Heres a nice technique that almost does what you want.🙅

Works great on my Mac✅, but I couldn't get it to work on Windows 7⃣.❌

Use "Emoji"🈳. They are Unicode characters, that happen to also look like colorful icons. You only get to choose from a predefined list of images, but actually its not bad💩 if all you are trying to do is give the user something to look👓 at to remind them of what the bookmarklet does.

For example, I'm making some "security key" bookmarklet📖. So I use 🔑 in my bookmarklet name! 😃😊

So basically you see the image🎑 in the bookmarks bar 😝

share|improve this answer
I just get a whole bunch of "font has no glyph for this codepoint" marks. Given that I'm using Firefox on Linux, that means that the fallback behaviour couldn't even find them in any font on the system. Am I correct in guessing that those are the Mac-specific emoji glyphs that bloggers have been telling web designers to avoid? – ssokolow Aug 15 '12 at 5:46
Yep. However, if you know your client is running on a computer capable of displaying emoji, is it so bad to display them? For my own personal use, I will allow the users to decide if they want to output emoji or not.
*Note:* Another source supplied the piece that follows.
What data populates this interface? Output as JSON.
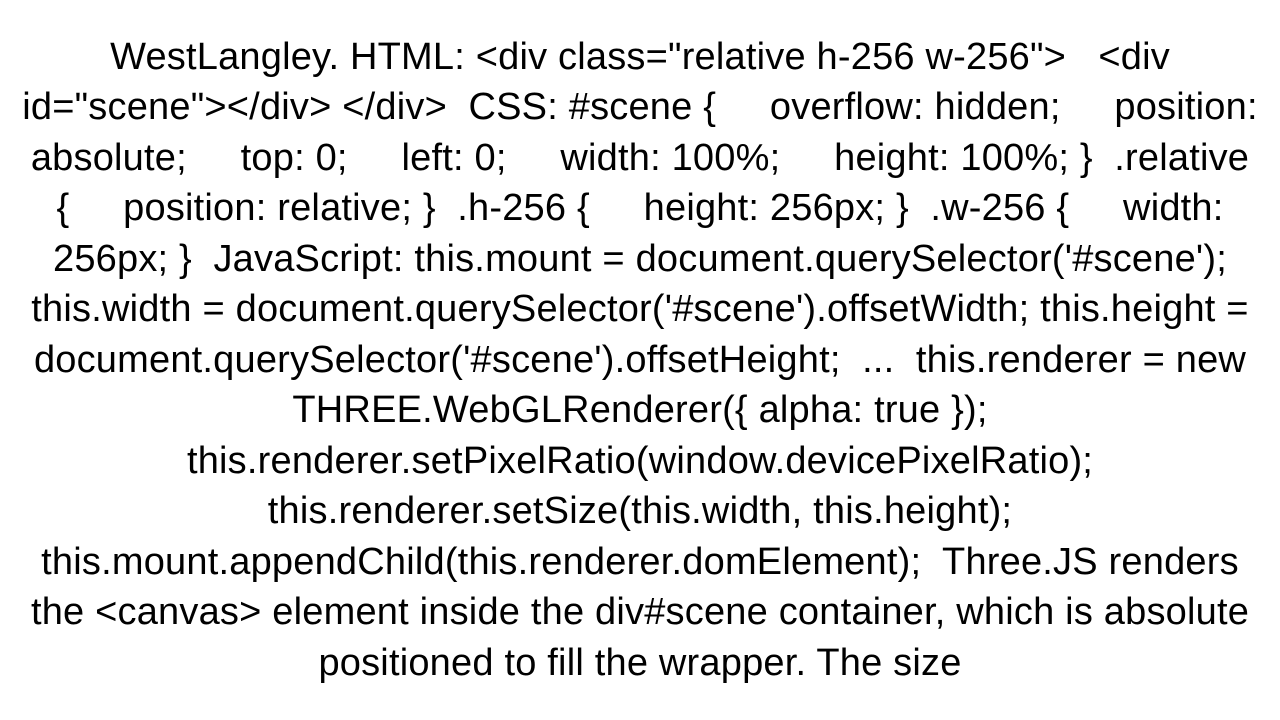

If not, I Don't output any, they only get plain text. – Theo Aug 17 '12 at 0:24
Aside from that being a solution that could trip over countless failings in the web designer using it, I wouldn't risk the bad impression I could make when (not if) someone inevitably loads something I build on a non-mac system. – ssokolow Aug 20 '12 at 1:05

For those looking for a Chrome solution to adding an icon to a bookmarklet, the only ways I've been able to do it is by

share|improve this answer

Your Answer


By posting your answer, you agree to the privacy policy and terms of service.

Not the answer you're looking for? Browse other questions tagged or ask your own question.